ÎYÂRHE NAKODA – An Alberta Serious Incident Response Team (ASIRT) investigation into whether Cochrane RCMP officers were criminally negligent in the death of a Mînî Thnî infant found no fault on the part of responding officers.
The investigation opened after the Aug. 23, 2021 death of six-month-old Tanayah Kootenay-Hunter, who is not named in the ASIRT report along with others involved. A Court of King’s bench decision last month, however, disclosed details of the incident and identifies the individuals, including Tyriq Kootenay, who pleaded guilty to manslaughter and was sentenced nine-and-a-half years in jail in the death of his infant daughter.
The investigation, which reviewed police video and radio communications, as well as relevant police, civilian and paramedic interviews, looked at whether RCMP officers demonstrated “reckless disregard” by not entering a Mînî Thnî home without a warrant during a safety check of the victim and her sibling the night Kootenay-Hunter was killed.
“In this situation, the potential omission was failing to enter the residence without a warrant to search for the children,” states the report, released Friday (Oct. 27). “[Police] conducted thorough checks based on limited information of a risk to the children and conducted checks to the limits of the law. They did not show disregard for the life or safety of [Kootenay-Hunter].”

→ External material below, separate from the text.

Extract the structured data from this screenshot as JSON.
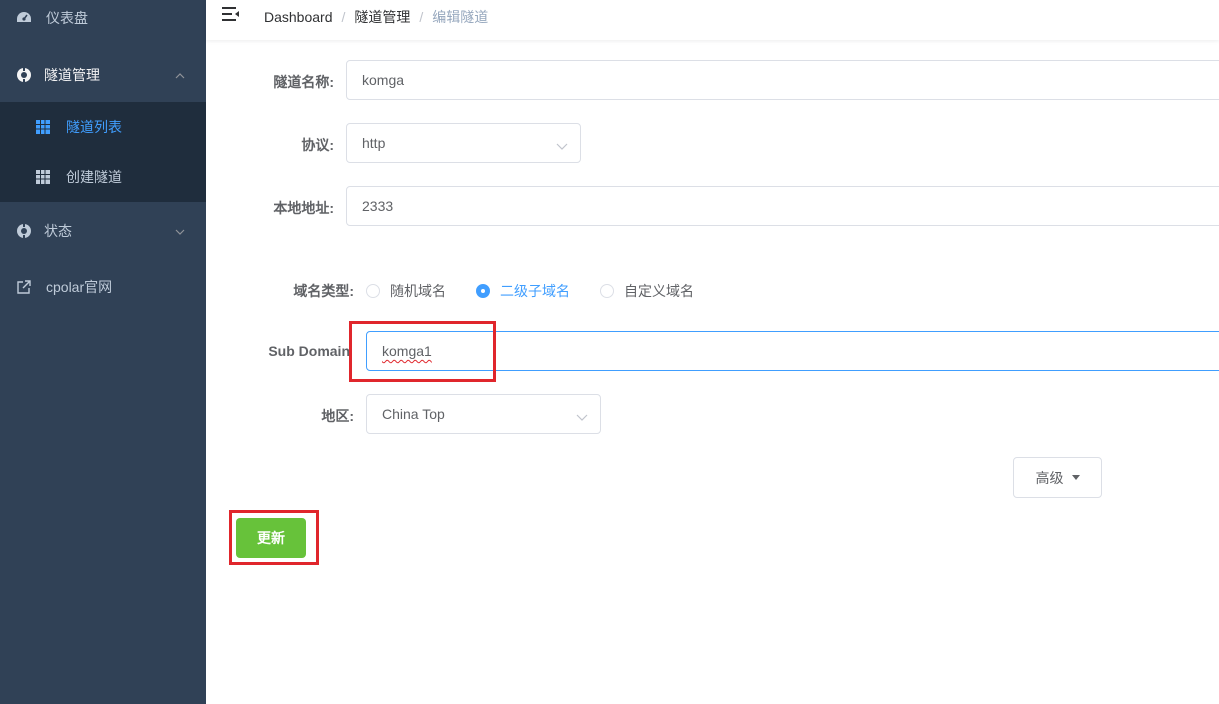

“The death of [Kootenay-Hunter] was a tragedy, for [Brenna Hunter], her family, and her community.”
On the night of the infant girl's death, officers were called after Brenna Hunter and Kootenay, who were common-law partners at the time, got into a dispute at a residence where their two children and two other adults were present.
Responding officers located and questioned Hunter and one of the other adults – a man unidentified by the court – who both left the residence that evening.
According to the ASIRT report, Hunter, who was intoxicated, repeatedly requested officers check on her children with concern for their safety.
“She said that her partner was abusing her and her child, and that he had choked them to death. This was evidence of risk to the children,” states the report. “As with much of the information that [Hunter] provided, however, this was confusing since [Hunter] was clearly alive. [She] did not provide the location of her children and, when she did provide one of their names, it was wrong.
“While this does not invalidate her concerns, it did make them confusing and difficult to investigate.”
When asked about her injuries, as she had blood on her, Hunter told police she fell on the road.
Contrary to Hunter’s concerns, when asked by police, the man said the children were safe when he left the residence and that they were in the care of the homeowner, who was sober. It’s noted in the ASIRT report that police observed the man was also intoxicated, but was more detailed and coherent in his explanation of events.
Hunter was taken to hospital and the man took police back to the residence where officers knocked on the door, looked into windows and announced their presence multiple times, the report states. No one answered and upon trying to call the homeowner’s phone number, they did not pick up.
According to one of the officer’s statements in the report, RCMP ran Kootenay’s name and discovered he had an outstanding arrest warrant. The two officers debated whether they had grounds to enter the residence and determined they did not.
Police asked the man again if the children were safe when he was in the house and he said they were.
“The subject officers did not ignore [Hunter’s] concerns, but instead decided to do a safety check on the children,” states the report.
“In the context of a safety check, the officer must believe, on reasonable grounds, that the life, safety, or health of the person is at significant risk before they can enter a residence without warrant.
“[The man] was telling the subject officers that there was no risk to the children, and there was no reason to disbelieve him,” the report states, noting evidence of risk to the children that came from Hunter was “confusing and contradictory,” where the man’s information was “compelling” and officers were “entitled to believe it.”
Over the next two days, Hunter made three calls to RCMP expressing continued concern for her children. An officer who spoke to Hunter on the first call went to the residence RCMP visited the night prior but did not find anyone home.
After more discussion with Hunter and after she told RCMP she had since visited the home and found a bloody onesie, four police officers went to the residence late Aug. 25, 2021. Receiving no reply to their knocks, they kicked in the door.
An officer located Kootenay-Hunter deceased. Kootenay was present in the home, asleep.
“After such an event, it is important to look at how the tragic consequences could have been avoided,” states the ASIRT report.
"To their credit, the subject officers conducted a safety check on the residence to look for the children. They exhausted the legal means available to them but were unable to locate anyone. They considered warrantless entry to the residence and correctly determined that they lacked the grounds to enter.
“The subject officers acted properly and there are no reasonable grounds to believe they committed an offence. The death of [Kootenay-Hunter] is not on their hands; it is on [Kootenay’s] hands.”
The Local Journalism Initiative is funded by the Government of Canada. The position covers Îyârhe (Stoney) Nakoda First Nation and Kananaskis Country.